In April 2018, a warrant was sent out for his arrest after he was caught on film throwing a metal dolly through the window of a UFC bus in an attempt to confront lightweight star Khabib Nurmagomedov. The incident sent a couple fighters to the hospital with injuries from the shattered glass. Nearly a year later, he was arrested for strong-armed robbery after stealing and smashing a man’s phone in Florida. Then he was charged with assault in Dublin after sucker-punching a middle-aged man in a pub.

McGregor was caught up in a maelstrom of self-destructive behavior that desecrated the original roadmap. Never mind “who the fook” Jeremy Stephens was.

Who was Conor McGregor?

It would take a devastating submission loss to Nurmagomedov to finally put things back into perspective.

McGregor has spent over a year on the sidelines fighting his battles in court, while watching the UFC move on without him. Not even the biggest name in the sport could slow down the UFC machine. It was a stern reminder that The McGregor Show was a luxury, not a necessity.

A close comparison of another fight career that eventually came unhinged was that of legendary boxer Mike Tyson. His unique ability to send souls into orbit with his ferocious punching power helped him ascend to heights that his character couldn’t keep him. When taking some time to engage in self-reflection, McGregor acknowledged his turning point was the realization he was following down the same path.

“Now here’s the thing: Yeah, definitely Mike Tyson has had his ups and his downs, and his money management has kind of led him to be in a position he shouldn’t have really been in. But if you look at Mike now, he’s got his money, he’s got his weed thing going, he’s well for himself. But, yeah, I don’t want to go down that path,” McGregor said in an interview with Severe MMA, via “I didn’t want to go down that path, and maybe I was heading down that path a little bit, so just listening to myself, listening to the close people around me that I respect, and just making amends with things.

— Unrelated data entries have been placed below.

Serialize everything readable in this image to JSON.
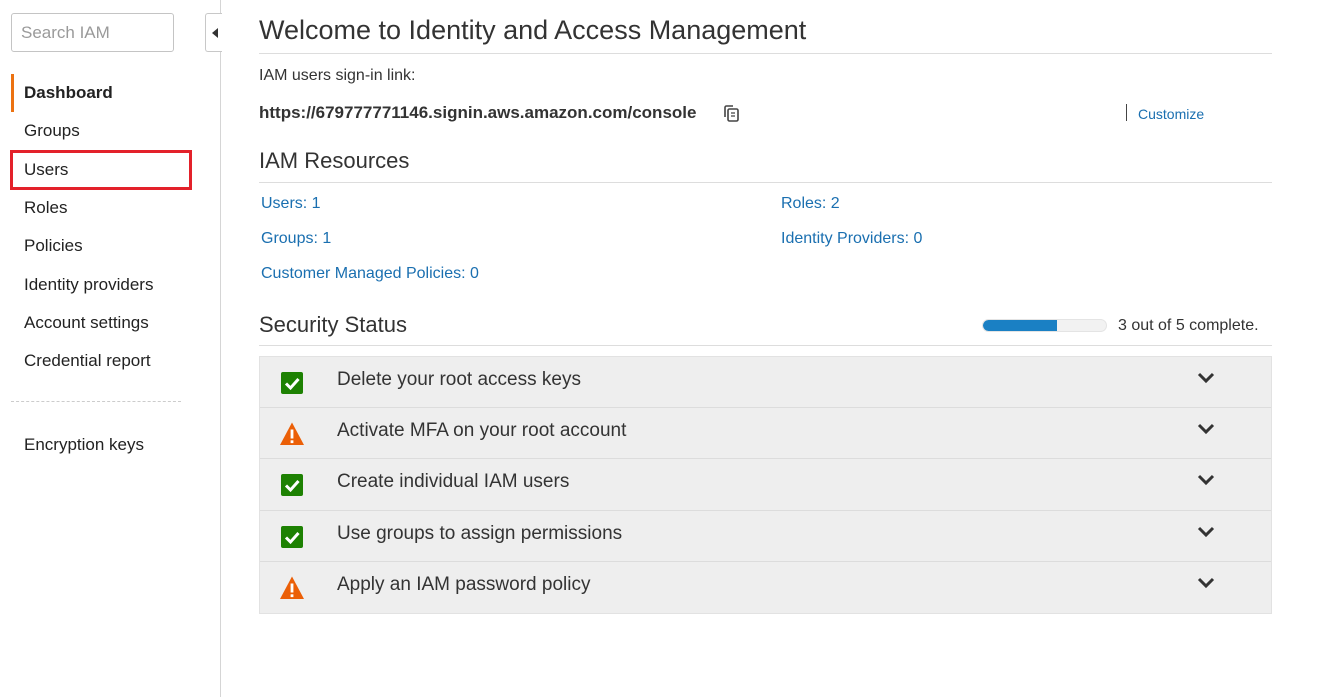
{
  "sidebar": {
    "search_placeholder": "Search IAM",
    "items": [
      {
        "label": "Dashboard"
      },
      {
        "label": "Groups"
      },
      {
        "label": "Users"
      },
      {
        "label": "Roles"
      },
      {
        "label": "Policies"
      },
      {
        "label": "Identity providers"
      },
      {
        "label": "Account settings"
      },
      {
        "label": "Credential report"
      }
    ],
    "items2": [
      {
        "label": "Encryption keys"
      }
    ]
  },
  "main": {
    "title": "Welcome to Identity and Access Management",
    "signin_label": "IAM users sign-in link:",
    "signin_url": "https://679777771146.signin.aws.amazon.com/console",
    "customize_label": "Customize",
    "resources_title": "IAM Resources",
    "resources": {
      "users": "Users: 1",
      "roles": "Roles: 2",
      "groups": "Groups: 1",
      "identity_providers": "Identity Providers: 0",
      "customer_policies": "Customer Managed Policies: 0"
    },
    "security_title": "Security Status",
    "progress_fraction": 0.6,
    "progress_text": "3 out of 5 complete.",
    "status_items": [
      {
        "label": "Delete your root access keys",
        "status": "complete",
        "icon": "check-icon"
      },
      {
        "label": "Activate MFA on your root account",
        "status": "warning",
        "icon": "warning-icon"
      },
      {
        "label": "Create individual IAM users",
        "status": "complete",
        "icon": "check-icon"
      },
      {
        "label": "Use groups to assign permissions",
        "status": "complete",
        "icon": "check-icon"
      },
      {
        "label": "Apply an IAM password policy",
        "status": "warning",
        "icon": "warning-icon"
      }
    ]
  },
  "colors": {
    "accent": "#ec7211",
    "link": "#1a6fb0",
    "highlight_box": "#e3212a",
    "success": "#1d8102",
    "warning": "#eb5f07",
    "progress": "#1a80c4"
  }
}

“I know what I need to do. I knew what I needed to do and what I shouldn’t have been doing. I just listened to myself and followed my orders, and it’s just made me a better individual, just a better man. I’m just in a much better place.”

Even McGregor’s biggest critics can acknowledge his completely different, yet familiar, tone heading into his UFC 246 bout with Donald Cerrone. He seems more centered and focused than he’s been in years. The gift of gab clearly hasn’t abandoned the 31-year-old megastar, and he still has that same glint in his eye when dropping playful wisecracks to serve as subtle jabs to present and future opponents.

But the wild and outlandish persona that had emerged in the lead-up to fights against Jose Aldo, Floyd Mayweather Jr. and Nurmagomedov have yet to surface.

And it’s a best case scenario for the UFC.

The fight business is better when McGregor is competing inside of the cage instead of the courtroom. One look at the grandiose aura surrounding UFC 246 puts everything into perspective. There have been better all-around fight cards on paper, but they all pale in comparison to a McGregor headliner.

His unwavering confidence, aesthetically pleasing fighting style and copious amounts of charisma command the spotlight in ways that have never been seen in MMA. How else could such a polarizing fighter that hasn’t won a bout in over three years generate this sort of buzz?

The climb starts anew for McGregor on Saturday night. A slight tumble from the top of the mountain has brought the past back into focus.

One peek into the frost-filled abyss reveals a young plumber’s apprentice that desperately wanted more with his life. A self-made millionaire that wasn’t prepared for the pitfalls of being a two-division UFC champion emerged from that situation. The wind still stings with regret, amid the cold opinions of skeptics, waiting to see if experience has taught McGregor any different.

This article first appeared on on 1/17/2020. 

This article appeared first on BJPENN.COM